_TASK TO COMPLETE:_ Find the line that contains "Output a JSON". Restate it and each following line exactly, through the end of the records.

⁂

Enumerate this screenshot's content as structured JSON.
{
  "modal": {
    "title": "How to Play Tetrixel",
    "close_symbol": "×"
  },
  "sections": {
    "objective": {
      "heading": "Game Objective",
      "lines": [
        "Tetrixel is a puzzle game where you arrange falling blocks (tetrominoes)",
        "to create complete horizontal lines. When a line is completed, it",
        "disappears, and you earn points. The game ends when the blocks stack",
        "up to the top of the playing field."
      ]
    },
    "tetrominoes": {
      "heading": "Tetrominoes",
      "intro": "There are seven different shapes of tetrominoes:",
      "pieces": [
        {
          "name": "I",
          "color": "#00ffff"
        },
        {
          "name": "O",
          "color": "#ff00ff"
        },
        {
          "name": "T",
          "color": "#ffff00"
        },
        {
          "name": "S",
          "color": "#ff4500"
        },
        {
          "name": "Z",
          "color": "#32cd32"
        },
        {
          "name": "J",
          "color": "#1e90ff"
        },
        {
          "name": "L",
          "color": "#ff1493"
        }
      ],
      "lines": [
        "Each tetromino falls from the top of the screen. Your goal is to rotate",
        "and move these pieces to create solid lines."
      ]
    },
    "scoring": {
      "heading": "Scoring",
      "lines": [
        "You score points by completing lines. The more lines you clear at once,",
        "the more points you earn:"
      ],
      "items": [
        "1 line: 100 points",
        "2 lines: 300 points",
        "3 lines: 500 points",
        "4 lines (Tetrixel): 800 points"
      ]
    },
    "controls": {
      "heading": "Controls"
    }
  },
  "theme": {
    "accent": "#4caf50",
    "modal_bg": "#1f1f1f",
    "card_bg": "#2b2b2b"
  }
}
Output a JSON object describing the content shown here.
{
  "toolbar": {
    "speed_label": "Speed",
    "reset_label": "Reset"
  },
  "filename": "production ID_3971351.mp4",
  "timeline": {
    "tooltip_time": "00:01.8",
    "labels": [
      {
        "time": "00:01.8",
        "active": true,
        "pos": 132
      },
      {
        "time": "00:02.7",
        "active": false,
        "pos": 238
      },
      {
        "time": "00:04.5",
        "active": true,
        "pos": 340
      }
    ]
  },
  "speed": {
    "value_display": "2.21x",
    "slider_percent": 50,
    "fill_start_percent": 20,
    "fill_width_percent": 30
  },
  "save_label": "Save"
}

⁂

_TASK ANSWER:_
Output a JSON object describing the content shown here.
{
  "toolbar": {
    "speed_label": "Speed",
    "reset_label": "Reset"
  },
  "filename": "production ID_3971351.mp4",
  "timeline": {
    "tooltip_time": "00:01.8",
    "labels": [
      {
        "time": "00:01.8",
        "active": true,
        "pos": 132
      },
      {
        "time": "00:02.7",
        "active": false,
        "pos": 238
      },
      {
        "time": "00:04.5",
        "active": true,
        "pos": 340
      }
    ]
  },
  "speed": {
    "value_display": "2.21x",
    "slider_percent": 50,
    "fill_start_percent": 20,
    "fill_width_percent": 30
  },
  "save_label": "Save"
}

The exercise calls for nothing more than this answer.